Sadr’s goal was to force his Shia rivals, the Coordination Framework, into the role of opposition. The Coordination Framework is a group of Shia political parties including former Prime Minister Nouri Al-Maliki’s State of Law, former wartime Prime Minister Haider Al-Abadi’s Alliance of Nation State Forces (in partnership with Ammar Al-Hakim, formerly of the Islamic Supreme Council of Iraq), the Fateh Alliance (consisting of several prominent paramilitary groups from the Popular Mobilization Forces), and smaller parties including current Prime Minister Mohammed Al-Sudani’s Furatain Party.

From the American perspective, the Coordination Framework includes some friendly faces (Haider Al-Abadi and Ammar Al-Hakim) and some whose ties to Iran are worrying (Hadi Al-Ameri and Qais Al-Khazali). Nevertheless, both Iran and the United States largely kept out of the government formation process. At the time, media and analysts largely told a one-dimensional tale of Muqtada Al-Sadr as a reformist and the Coordination Framework as Iranian stooges.  

The Sadrists and the Coordination Framework clashed for months, drawing the government formation process for over a year while everyday Iraqis continued to suffer under poor services, security incursions from Turkey and Iran, and the excruciating effects of climate change. The Coordination Framework deployed many tactics to prevent Sadr from forming a majority government, including resorting to the Federal Supreme Court and preventing parliamentary quorums required to elect a president. By June, Sadr grew frustrated at the Coordination Framework and his own allies – Taqadum and the KDP – for their half-hearted investment in a majority government. He ordered his 73 MPs to resign and for his followers to take to the International Zone, a fortified area in central Baghdad that houses government buildings, the UN compound, and various foreign missions (including the American Embassy). 

For a few weeks, the protests were relatively peaceful but hugely destabilizing for daily affairs. New parliamentarians were sworn in and the numbers for the Coordination Framework swelled. They set about forming a government without Sadr while he called on the Iraqi people to join his protestors to demand a change in government type. Everyday Iraqis – who had in 2019 come out in droves to protest the government – largely stayed out of it, fearing the Sadrists’ known mercurial nature. In 2019, the Sadrists vacillated between supporting the popular protest movement and between turning against it violently.
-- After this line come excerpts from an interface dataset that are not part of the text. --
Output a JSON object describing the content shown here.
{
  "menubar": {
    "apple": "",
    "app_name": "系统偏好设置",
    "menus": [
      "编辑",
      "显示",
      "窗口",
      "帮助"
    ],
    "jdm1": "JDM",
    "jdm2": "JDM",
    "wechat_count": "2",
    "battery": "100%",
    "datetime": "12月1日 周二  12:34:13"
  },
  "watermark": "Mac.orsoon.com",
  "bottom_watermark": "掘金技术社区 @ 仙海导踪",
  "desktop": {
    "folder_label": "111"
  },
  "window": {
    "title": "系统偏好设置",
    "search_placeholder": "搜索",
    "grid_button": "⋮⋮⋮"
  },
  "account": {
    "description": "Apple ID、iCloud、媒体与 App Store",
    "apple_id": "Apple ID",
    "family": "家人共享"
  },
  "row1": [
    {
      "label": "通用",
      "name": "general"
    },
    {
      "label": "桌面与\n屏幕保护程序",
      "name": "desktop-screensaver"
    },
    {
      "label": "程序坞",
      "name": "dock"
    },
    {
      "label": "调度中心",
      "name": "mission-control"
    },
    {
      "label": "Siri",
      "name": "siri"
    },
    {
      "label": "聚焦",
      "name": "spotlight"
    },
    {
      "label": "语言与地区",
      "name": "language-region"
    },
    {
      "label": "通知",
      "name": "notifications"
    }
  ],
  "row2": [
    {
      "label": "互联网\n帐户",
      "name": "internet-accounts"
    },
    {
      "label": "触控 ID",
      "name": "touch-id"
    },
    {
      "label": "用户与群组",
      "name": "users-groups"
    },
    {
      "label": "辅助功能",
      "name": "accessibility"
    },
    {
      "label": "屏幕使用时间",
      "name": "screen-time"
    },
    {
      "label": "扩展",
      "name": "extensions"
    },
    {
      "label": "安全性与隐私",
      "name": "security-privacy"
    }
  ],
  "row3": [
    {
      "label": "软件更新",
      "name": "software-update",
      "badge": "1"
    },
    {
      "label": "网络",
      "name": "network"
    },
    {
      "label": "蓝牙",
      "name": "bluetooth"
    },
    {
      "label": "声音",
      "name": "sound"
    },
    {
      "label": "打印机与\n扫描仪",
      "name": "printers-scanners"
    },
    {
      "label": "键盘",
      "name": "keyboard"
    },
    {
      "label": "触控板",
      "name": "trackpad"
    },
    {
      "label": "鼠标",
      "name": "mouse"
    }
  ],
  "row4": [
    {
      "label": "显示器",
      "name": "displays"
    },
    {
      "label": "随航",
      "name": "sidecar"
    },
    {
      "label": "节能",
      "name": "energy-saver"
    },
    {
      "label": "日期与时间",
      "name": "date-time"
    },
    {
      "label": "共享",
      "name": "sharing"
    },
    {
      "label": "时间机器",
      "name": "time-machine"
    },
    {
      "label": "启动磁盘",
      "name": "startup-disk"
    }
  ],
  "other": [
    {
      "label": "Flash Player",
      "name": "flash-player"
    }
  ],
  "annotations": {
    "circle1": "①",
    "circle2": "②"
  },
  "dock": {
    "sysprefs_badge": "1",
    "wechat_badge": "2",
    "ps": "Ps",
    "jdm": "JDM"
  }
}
Iraqis have little faith in their political leaders, including Sadr, who often tries to style himself as a man of the people. 

The peace did not hold. In late August, Sadr announced his withdrawal from politics and suggested that he would not be responsible for the behavior of his followers. The protests turned violent as the Sadrists and members of the Iraqi Security Forces and Popular Mobilization Forces fought each other in clashes that extended beyond Baghdad. During that restless night, residents of Baghdad were reminded of the civil war. For many observers, it looked as though Iraq was falling into a Shia-Shia civil war. The next day, presumably under pressure from elite Shia clerics and due to a military defeat in the International Zone, Sadr apologized to the Iraqi people and called for his followers to halt the violence. They immediately demobilized. 
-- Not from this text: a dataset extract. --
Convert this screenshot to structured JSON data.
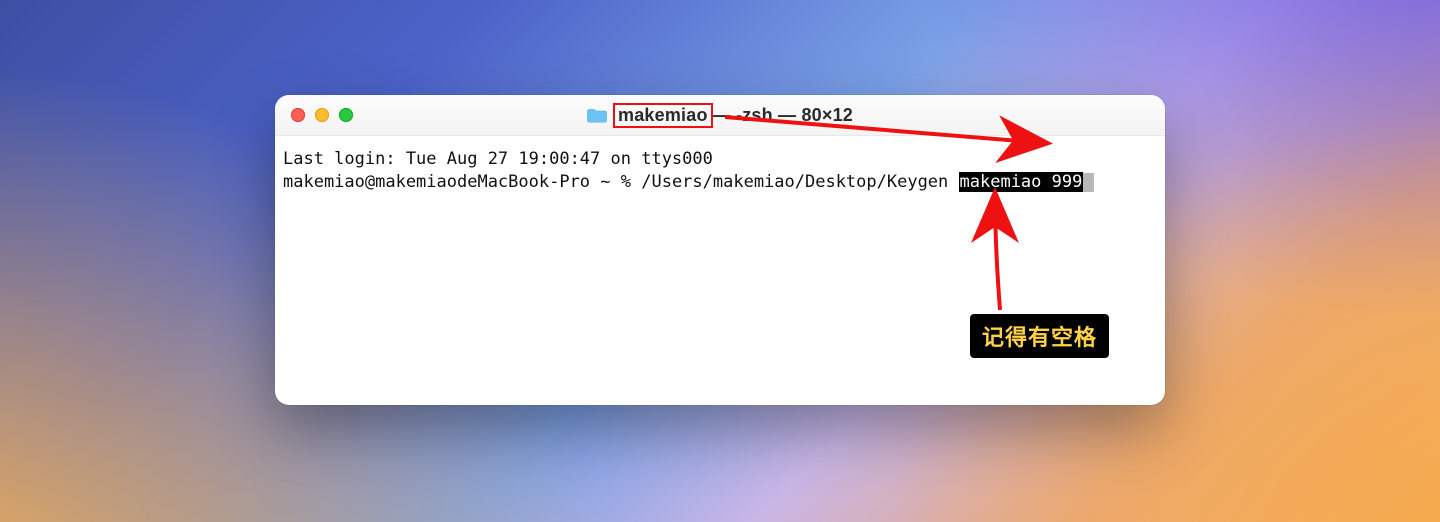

The tensions with the Sadrists have not dissipated and will lurk in the background of Prime Minister Sudani’s premiership. The context of this violence is different from instances of violence in the past. It is not directed at an occupying force or an ethno-religious enemy. Rather, it is a manifestation of competition among the Shia.